In the wake of the landmark passing of California’s Neighborhood Foods Act, urban farming is flourishing in Los Angeles. In October, City Councilmen Felipe Fuentes and Curren Price filed a motion to allow owners of vacant lots in the city to qualify for tax relief if they make their land available for agricultural use. Los Angeles has about 8,600 such lots. “By converting empty parcels into urban farms, we can encourage local economic development, green our more closely knit communities and provide produce…
As our landfills overflow and the Great Pacific Garbage Patch grows, some good news is that zero packaging grocery stores are spreading across the globe; from Germany to Colorado, more people can buy locally grown food in bulk without wasteful packaging.

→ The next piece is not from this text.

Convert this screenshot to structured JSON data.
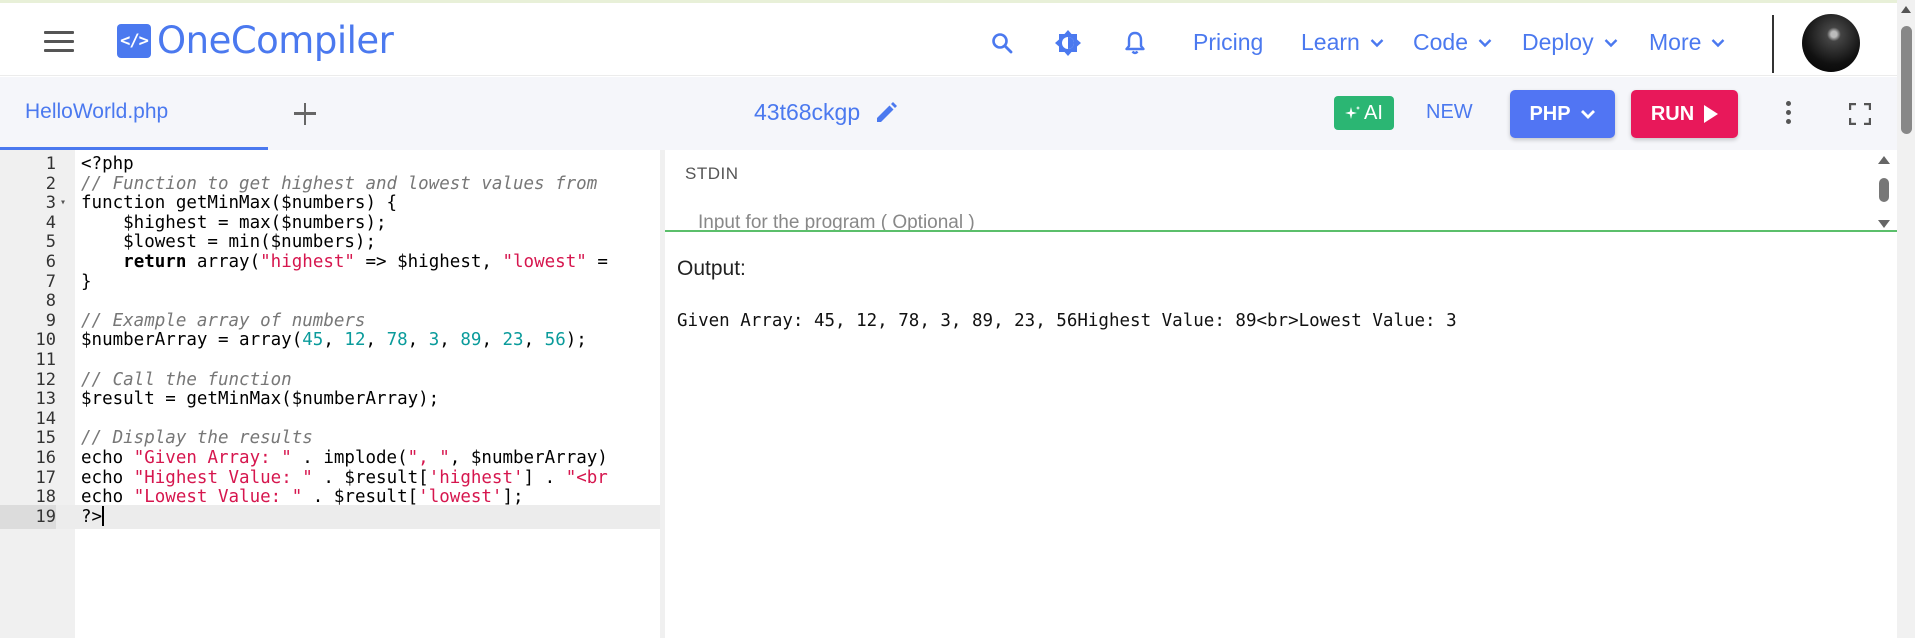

Incredibly, some Spanish towns are now fining people who search through dumpsters for food the equivalent of nearly $1000; while elsewhere, other communities are beginning to understand the power inherent in salvaging and reusing resources gleaned from our garbage.
Monsanto is a company that does little to no good, and a whole world of bad. Such massive and largely unaccountable corporations have been economically ravaging our world by externalizing the hidden costs of their dirty business and decades of environmental destruction. So what’s a concerned citizen to do? Here’s how to hurt Monsanto in the only place that they care about: their wallet.

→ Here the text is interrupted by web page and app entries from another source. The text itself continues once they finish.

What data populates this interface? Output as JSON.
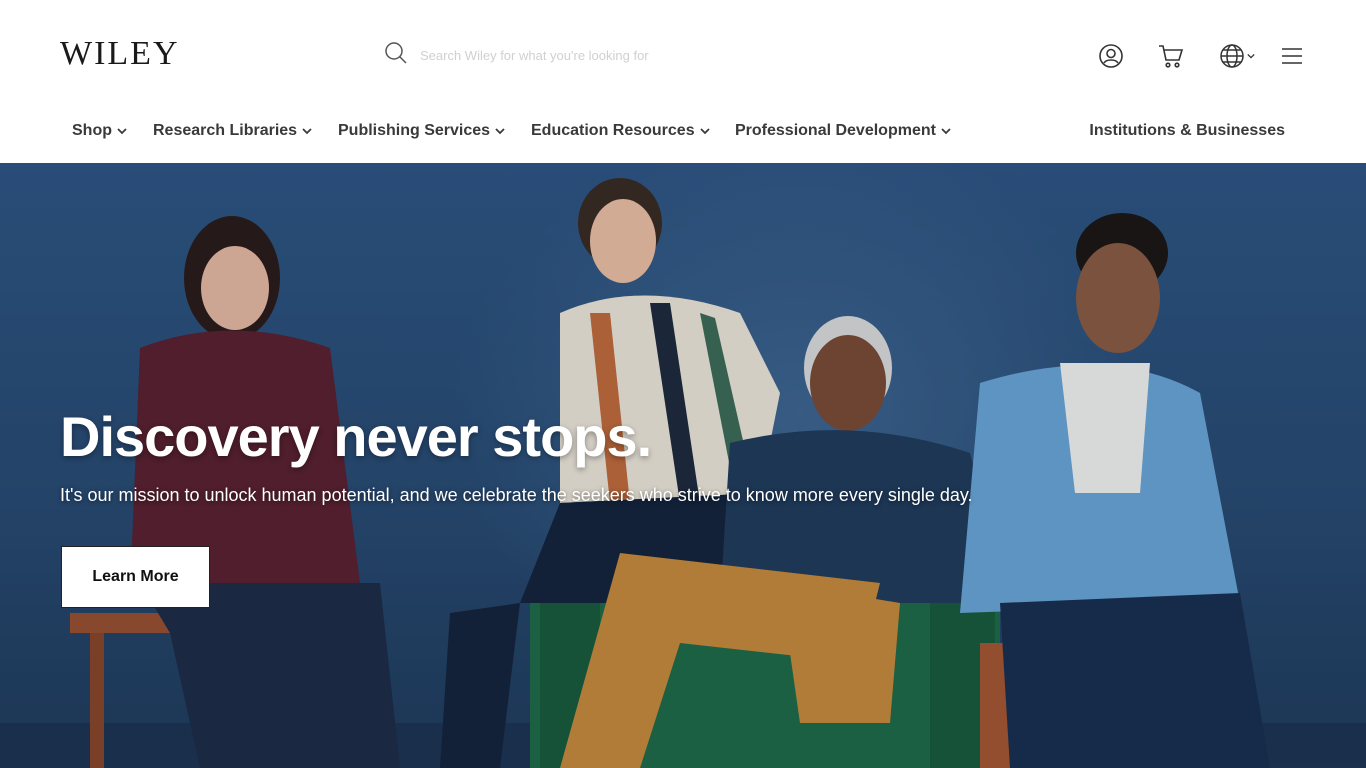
{
  "brand": {
    "logo_text": "WILEY"
  },
  "search": {
    "placeholder": "Search Wiley for what you're looking for"
  },
  "header_icons": [
    "account-icon",
    "cart-icon",
    "globe-icon",
    "menu-icon"
  ],
  "nav": {
    "items": [
      {
        "label": "Shop"
      },
      {
        "label": "Research Libraries"
      },
      {
        "label": "Publishing Services"
      },
      {
        "label": "Education Resources"
      },
      {
        "label": "Professional Development"
      }
    ],
    "right_link": "Institutions & Businesses"
  },
  "hero": {
    "title": "Discovery never stops.",
    "subtitle": "It's our mission to unlock human potential, and we celebrate the seekers who strive to know more every single day.",
    "cta_label": "Learn More"
  },
  "colors": {
    "hero_background": "#2e5583",
    "text_dark": "#3a3a3a",
    "cta_background": "#ffffff"
  }
}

North Carolina’s city of Asheville is the most recent town in our nation to create a Food Action Plan. These sensible strategies address difficult issues, such as food deserts, community health, food insecurity, nutrition knowledge deficits, barriers to local food production and distribution, as well as food sovereignty. The plan was approved 6-0 on January 21, 2013 by the city council; this legislation will play an active role in improving healthy food access, and will also help to build a more sustainable local food infrastructure.

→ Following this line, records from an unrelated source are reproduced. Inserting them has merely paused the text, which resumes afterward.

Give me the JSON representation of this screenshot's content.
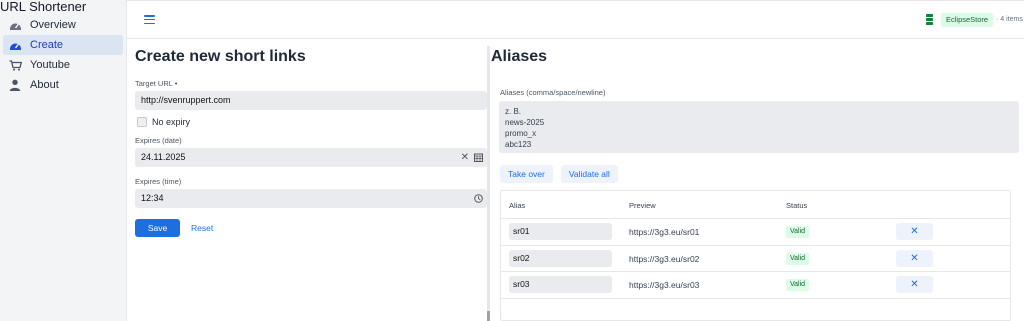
{
  "app": {
    "title": "URL Shortener"
  },
  "sidebar": {
    "items": [
      {
        "label": "Overview",
        "icon": "dashboard-icon",
        "active": false
      },
      {
        "label": "Create",
        "icon": "dashboard-icon",
        "active": true
      },
      {
        "label": "Youtube",
        "icon": "cart-icon",
        "active": false
      },
      {
        "label": "About",
        "icon": "user-icon",
        "active": false
      }
    ]
  },
  "topbar": {
    "store_badge": "EclipseStore",
    "items_count": "· 4 items"
  },
  "create_form": {
    "title": "Create new short links",
    "target_url": {
      "label": "Target URL •",
      "value": "http://svenruppert.com"
    },
    "no_expiry": {
      "label": "No expiry",
      "checked": false
    },
    "expires_date": {
      "label": "Expires (date)",
      "value": "24.11.2025"
    },
    "expires_time": {
      "label": "Expires (time)",
      "value": "12:34"
    },
    "save_label": "Save",
    "reset_label": "Reset"
  },
  "aliases": {
    "title": "Aliases",
    "textarea_label": "Aliases (comma/space/newline)",
    "textarea_lines": [
      "z. B.",
      "news-2025",
      "promo_x",
      "abc123"
    ],
    "take_over_label": "Take over",
    "validate_all_label": "Validate all",
    "grid": {
      "headers": {
        "alias": "Alias",
        "preview": "Preview",
        "status": "Status"
      },
      "rows": [
        {
          "alias": "sr01",
          "preview": "https://3g3.eu/sr01",
          "status": "Valid",
          "remove": "✕"
        },
        {
          "alias": "sr02",
          "preview": "https://3g3.eu/sr02",
          "status": "Valid",
          "remove": "✕"
        },
        {
          "alias": "sr03",
          "preview": "https://3g3.eu/sr03",
          "status": "Valid",
          "remove": "✕"
        }
      ]
    }
  },
  "colors": {
    "accent": "#1d6fe0",
    "valid_bg": "#dcfce7",
    "valid_fg": "#166534"
  }
}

Grocery shopping is one of the basic foundations of our health. Learning how to do it well can help you save tons of time and money. If you incorporate these simple steps into your weekly routine, you will not only reap the benefits of home cooked meals, as well as delicious leftovers for lunch, but will also be able to maintain a busy work schedule and usually get everything done.
My friend and fellow Important Media editor, Becky Striepe, has just published a new e-book showing just how easy it can be to make a wide variety of delectable and nutritious beverages. 40 Days of Green Smoothies illustrates the simple step by step instructions to enable you to create all manner of affordable liquid lusciousness that will also help you to feel great.
Beautiful Asheville, North Carolina is famous for many things, including its bountiful array of diverse foraged edibles and medicinal plants; our region is now taking eating wild one step further by opening the first entirely wild crafting public market in the US. The upcoming weekly market will include vendors selling edible and medicinal mushrooms, plants.
Monsanto is trying to destroy California’s Proposition 37, a piece of legislation that they once supported.
Want to know if that spinach salad you are about to eat is really organic? Now there is a new app to help you find out.
Last year at the Slow Money Gathering in San Francisco, I was really impressed with a presentation that I heard from one of the founders of Stockbox Neighborhood Grocery in Washington. Her idea was simple and innovative — retrofit shipping containers to sell healthy food and produce in underserved neighborhoods. The easily portable container could be placed in industrial areas and regions where food deserts now prevail, instantly providing better access to fresh groceries.
The battle to avoid genetically modified foods may have just gotten a lot harder, as the world’s largest retail operation has recently announced that it plans to sell genetically modified corn without any labeling to warn consumers.
Sandor Katz’s The Art of Fermentation is a handsome hard cover volume which provides many easy to understand recipes explaining how to make everything from succulent sauerkraut, pickles and beer, to sourdough bread, cheese and tofu. However, this great work is also much more than just a cookbook. This essential reference book delves into fermentation concepts and food history from around the world, and explains relevant scientific concepts, like how bacterial cultures work.